He has participated in multiple individual exhibitions, including ¡Don't ever work!, Pequod Co, Mexico City, 2021; The long-term effects are still unknown, Museo de Arte Carrillo Gil, Mexico City, 2013; Dust of a distant sun, Museum of Contemporary Art of Oaxaca, Oaxaca, Mexico; Diagrammatic, National Museum of San Carlos, Mexico City, 2011. Collectively he has participated in Logs, Museum of Contemporary Art of Querétaro, Casa Wabi Foundation Collection, Mexico City, 2022; Hummingbirds / huitziltin / ts’unu’ob. A project by Casa Casa Gallina at the Museum of the Institute of Geology of the UNAM, Mexico City, 2020; The retinal umbilical cord, II Pictoconstrucciones, EPAC, Mexico City, 2018; On the threshold (and just a few steps from the sublime dimension of beauty), Museo Universitario del Chopo, Mexico City, 2014, among many others.

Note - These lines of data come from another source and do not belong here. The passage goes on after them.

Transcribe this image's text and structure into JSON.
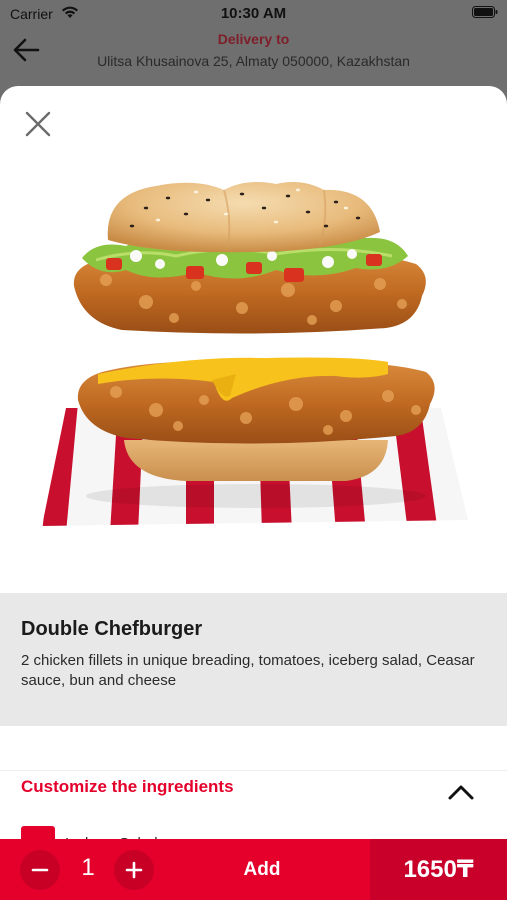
{
  "status_bar": {
    "carrier": "Carrier",
    "time": "10:30 AM"
  },
  "header": {
    "delivery_label": "Delivery to",
    "address": "Ulitsa Khusainova 25, Almaty 050000, Kazakhstan"
  },
  "product": {
    "name": "Double Chefburger",
    "description": "2 chicken fillets in unique breading, tomatoes, iceberg salad, Ceasar sauce, bun and cheese"
  },
  "customize": {
    "title": "Customize the ingredients",
    "first_item_label": "Iceberg Salad"
  },
  "cart": {
    "quantity": "1",
    "add_label": "Add",
    "price": "1650₸"
  },
  "colors": {
    "brand_red": "#e4002b",
    "dark_red": "#c8002a",
    "delivery_label": "#7e1e29",
    "info_panel_bg": "#e8e8e8"
  },
  "icons": {
    "back": "back-arrow-icon",
    "close": "close-icon",
    "collapse": "chevron-up-icon",
    "minus": "minus-icon",
    "plus": "plus-icon"
  }
}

His work is part of important public and private collections such as JUMEX Collection, Mexico City; EPAC, Mexico City; Spencer Collection, New York Public Library, New York, USA; RAC Foundation, Pontevedra, Spain; USC Fischer Museum of Art, Los Angeles, USA; Sonora Art Museum, Sonora, Mexico; Museum of Contemporary Art of Oaxaca, Oaxaca, Mexico among others.
— Saenger Gallery